Andy Cairns is a rock and roll omnivore, feeding his art with Fugazi, Charles Mingus, Immanuel Kant and Samuel Beckett. He can speak Ozzy Osbourne and Kazuo Ishiguro. His lyrics are tremendously twisted, blessed with a mordant Antrim wit and salted by a few decades of civic conflict. It’s probably not surprising that he found a kinship with the Manic Street Preachers, drinking with James Dean Bradfield and doing a bookshare with Richey Edwards.
Famously, there’s a question mark at the end of Therapy?, possibly designed to enrage sub-editors but apparently a random decision to make best use of a sheet of Letraset. Whatever, the band registered globally in 1994 with the Troublegum album and have weathered many changes and mishaps since then. The early records were informed by Big Black, Hüsker Dü and Dinosaur Jr. but their noise was versatile and the original trio of Andy, Michael McKeegan and Fyfe Ewing was combustible, industrial and kicked arse on Top of the Pops.
So Much For The 30 Year Plan by Simon Young puts together the story with the band’s co-operation and over 70 hours of interviews. There is no shortage of detail and while we might live without mention of the endless festival engagements, there is insight into lyrics and an overview of the curve that took them from Warzone Collective gigs in Belfast to grunge outriders with corporate muscle and their current status as weather-lashed incorrigibles.
The book is faithful to the title in that it spreads out the love across those 30 years. As with many books, it’s the early parts that are most compelling. Andy always had an excess of intelligence and would have flourished in higher education, but instead he worked at Michelin Tyres and perfected his shredding skills. Like the Manics, moldering in small-town Blackwood, Therapy? drew on the boredom and latent psychosis of Ballyclare and Larne to fuel their ascent.
The conventional reading of Therapy? is that Infernal Love was an act of drug-eating self-sabotage in 1995. Granted, it had ballads and cello plus electronic interludes from David Holmes and billowing lyrics. Andy was necking a bottle of vodka a day and Fyfe wasn’t talking.
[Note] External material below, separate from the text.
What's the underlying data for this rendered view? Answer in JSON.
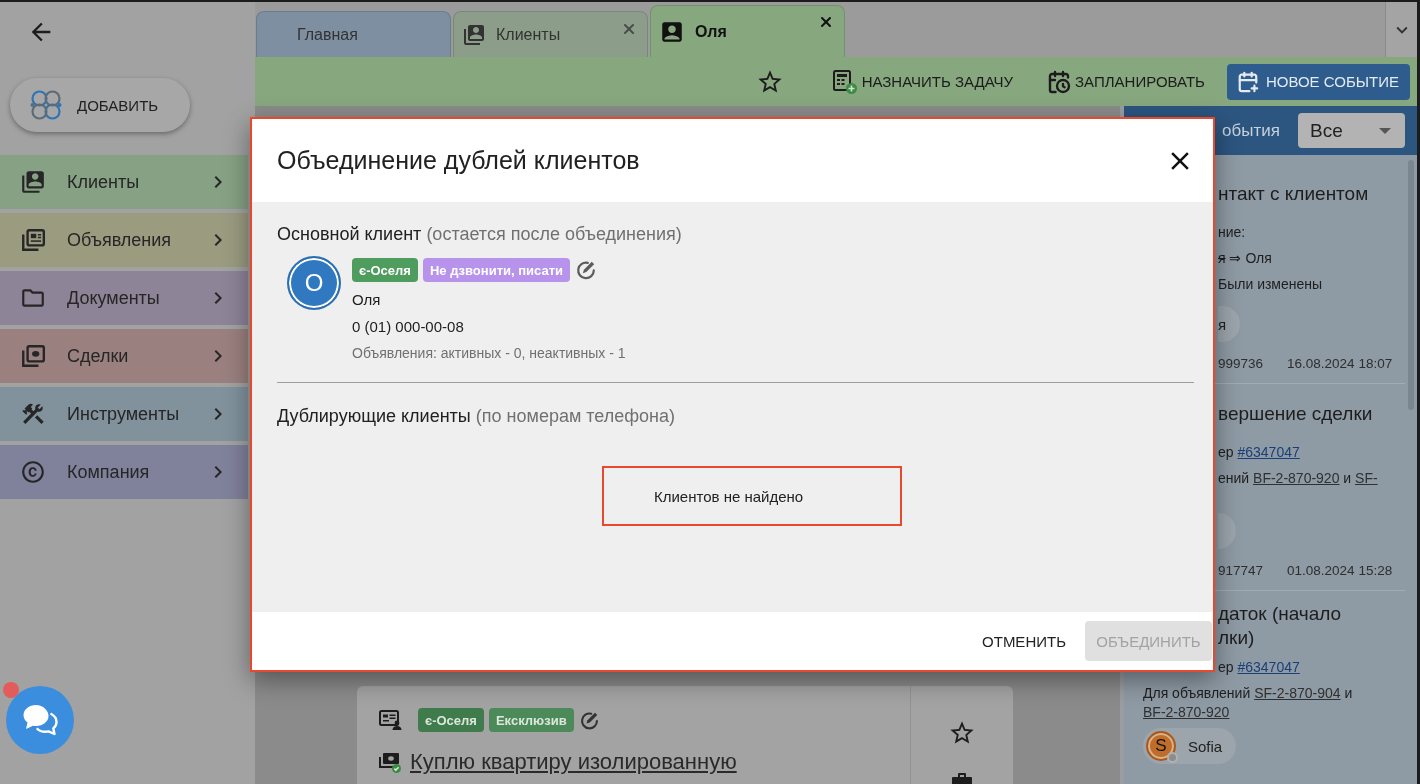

Michael drew on his experiences in a large family to manage the peace. They raced Scalextric cars around the studio between takes. And yes, it still sounds like a great folly. Still, the record has its adherents and the release from huge, commercial expectations may have actually given Therapy? the license to endure and experiment further.
So Much For The 30 Year Plan brings extra respect for the art, the words and returns you to records like Crooked Timber with fresh intent. Also there’s talk of mythological detritus like ‘Penis Temple’, a 45 minute throwdown of strange plus a home movie called The Speedo Menace. You would struggle to dislike such stuff. The story is unfinished and the question mark is stubbornly extant.
Simon Young: So Much For The 30 Year Plan: Therapy? The Authorised Biography (Jawbone)